(Stored entries)
= Beginning of Section =

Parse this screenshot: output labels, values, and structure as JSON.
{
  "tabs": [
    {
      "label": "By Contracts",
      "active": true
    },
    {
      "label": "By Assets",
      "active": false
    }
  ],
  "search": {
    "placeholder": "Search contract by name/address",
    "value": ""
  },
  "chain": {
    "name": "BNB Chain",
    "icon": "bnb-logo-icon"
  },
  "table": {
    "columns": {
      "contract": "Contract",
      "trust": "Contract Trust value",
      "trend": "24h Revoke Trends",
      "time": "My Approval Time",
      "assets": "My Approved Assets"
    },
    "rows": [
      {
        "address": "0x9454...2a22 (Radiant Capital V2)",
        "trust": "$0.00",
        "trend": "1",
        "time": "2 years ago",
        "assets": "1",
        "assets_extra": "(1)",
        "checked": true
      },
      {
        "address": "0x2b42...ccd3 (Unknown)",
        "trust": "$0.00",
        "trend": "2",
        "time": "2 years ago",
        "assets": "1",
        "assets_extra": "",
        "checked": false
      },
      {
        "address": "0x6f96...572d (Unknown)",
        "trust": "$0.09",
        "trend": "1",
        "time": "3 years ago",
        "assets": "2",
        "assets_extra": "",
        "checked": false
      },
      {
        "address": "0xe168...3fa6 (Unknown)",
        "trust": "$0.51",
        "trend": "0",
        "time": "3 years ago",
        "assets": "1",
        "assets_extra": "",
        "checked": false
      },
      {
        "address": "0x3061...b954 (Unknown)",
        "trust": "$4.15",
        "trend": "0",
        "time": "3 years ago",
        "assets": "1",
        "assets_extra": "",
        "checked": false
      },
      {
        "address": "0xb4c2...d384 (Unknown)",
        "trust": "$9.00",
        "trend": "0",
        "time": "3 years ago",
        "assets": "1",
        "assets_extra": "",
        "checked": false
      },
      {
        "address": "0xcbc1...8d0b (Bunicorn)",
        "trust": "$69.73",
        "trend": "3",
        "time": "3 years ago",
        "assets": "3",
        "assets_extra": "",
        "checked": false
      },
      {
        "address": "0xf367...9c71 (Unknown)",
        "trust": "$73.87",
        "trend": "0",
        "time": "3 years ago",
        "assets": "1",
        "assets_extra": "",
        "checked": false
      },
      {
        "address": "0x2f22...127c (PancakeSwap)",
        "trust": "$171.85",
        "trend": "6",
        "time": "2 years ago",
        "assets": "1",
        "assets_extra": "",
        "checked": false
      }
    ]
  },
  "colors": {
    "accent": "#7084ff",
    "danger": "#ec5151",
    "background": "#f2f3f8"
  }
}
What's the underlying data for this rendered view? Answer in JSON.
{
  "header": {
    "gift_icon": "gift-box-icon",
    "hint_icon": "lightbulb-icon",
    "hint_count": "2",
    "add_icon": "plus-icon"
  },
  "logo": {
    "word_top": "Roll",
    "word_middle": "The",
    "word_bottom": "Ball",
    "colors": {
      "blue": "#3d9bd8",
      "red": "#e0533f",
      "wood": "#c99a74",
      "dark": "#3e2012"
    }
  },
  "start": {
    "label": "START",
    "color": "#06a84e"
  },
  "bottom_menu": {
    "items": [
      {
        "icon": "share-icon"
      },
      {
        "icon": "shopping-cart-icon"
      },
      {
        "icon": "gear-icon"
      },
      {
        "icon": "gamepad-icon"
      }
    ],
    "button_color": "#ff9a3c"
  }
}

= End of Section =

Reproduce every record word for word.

Parse this screenshot: output labels, values, and structure as JSON.
{
  "tabs": [
    {
      "label": "By Contracts",
      "active": true
    },
    {
      "label": "By Assets",
      "active": false
    }
  ],
  "search": {
    "placeholder": "Search contract by name/address",
    "value": ""
  },
  "chain": {
    "name": "BNB Chain",
    "icon": "bnb-logo-icon"
  },
  "table": {
    "columns": {
      "contract": "Contract",
      "trust": "Contract Trust value",
      "trend": "24h Revoke Trends",
      "time": "My Approval Time",
      "assets": "My Approved Assets"
    },
    "rows": [
      {
        "address": "0x9454...2a22 (Radiant Capital V2)",
        "trust": "$0.00",
        "trend": "1",
        "time": "2 years ago",
        "assets": "1",
        "assets_extra": "(1)",
        "checked": true
      },
      {
        "address": "0x2b42...ccd3 (Unknown)",
        "trust": "$0.00",
        "trend": "2",
        "time": "2 years ago",
        "assets": "1",
        "assets_extra": "",
        "checked": false
      },
      {
        "address": "0x6f96...572d (Unknown)",
        "trust": "$0.09",
        "trend": "1",
        "time": "3 years ago",
        "assets": "2",
        "assets_extra": "",
        "checked": false
      },
      {
        "address": "0xe168...3fa6 (Unknown)",
        "trust": "$0.51",
        "trend": "0",
        "time": "3 years ago",
        "assets": "1",
        "assets_extra": "",
        "checked": false
      },
      {
        "address": "0x3061...b954 (Unknown)",
        "trust": "$4.15",
        "trend": "0",
        "time": "3 years ago",
        "assets": "1",
        "assets_extra": "",
        "checked": false
      },
      {
        "address": "0xb4c2...d384 (Unknown)",
        "trust": "$9.00",
        "trend": "0",
        "time": "3 years ago",
        "assets": "1",
        "assets_extra": "",
        "checked": false
      },
      {
        "address": "0xcbc1...8d0b (Bunicorn)",
        "trust": "$69.73",
        "trend": "3",
        "time": "3 years ago",
        "assets": "3",
        "assets_extra": "",
        "checked": false
      },
      {
        "address": "0xf367...9c71 (Unknown)",
        "trust": "$73.87",
        "trend": "0",
        "time": "3 years ago",
        "assets": "1",
        "assets_extra": "",
        "checked": false
      },
      {
        "address": "0x2f22...127c (PancakeSwap)",
        "trust": "$171.85",
        "trend": "6",
        "time": "2 years ago",
        "assets": "1",
        "assets_extra": "",
        "checked": false
      }
    ]
  },
  "colors": {
    "accent": "#7084ff",
    "danger": "#ec5151",
    "background": "#f2f3f8"
  }
}
What's the underlying data for this rendered view? Answer in JSON.
{
  "header": {
    "gift_icon": "gift-box-icon",
    "hint_icon": "lightbulb-icon",
    "hint_count": "2",
    "add_icon": "plus-icon"
  },
  "logo": {
    "word_top": "Roll",
    "word_middle": "The",
    "word_bottom": "Ball",
    "colors": {
      "blue": "#3d9bd8",
      "red": "#e0533f",
      "wood": "#c99a74",
      "dark": "#3e2012"
    }
  },
  "start": {
    "label": "START",
    "color": "#06a84e"
  },
  "bottom_menu": {
    "items": [
      {
        "icon": "share-icon"
      },
      {
        "icon": "shopping-cart-icon"
      },
      {
        "icon": "gear-icon"
      },
      {
        "icon": "gamepad-icon"
      }
    ],
    "button_color": "#ff9a3c"
  }
}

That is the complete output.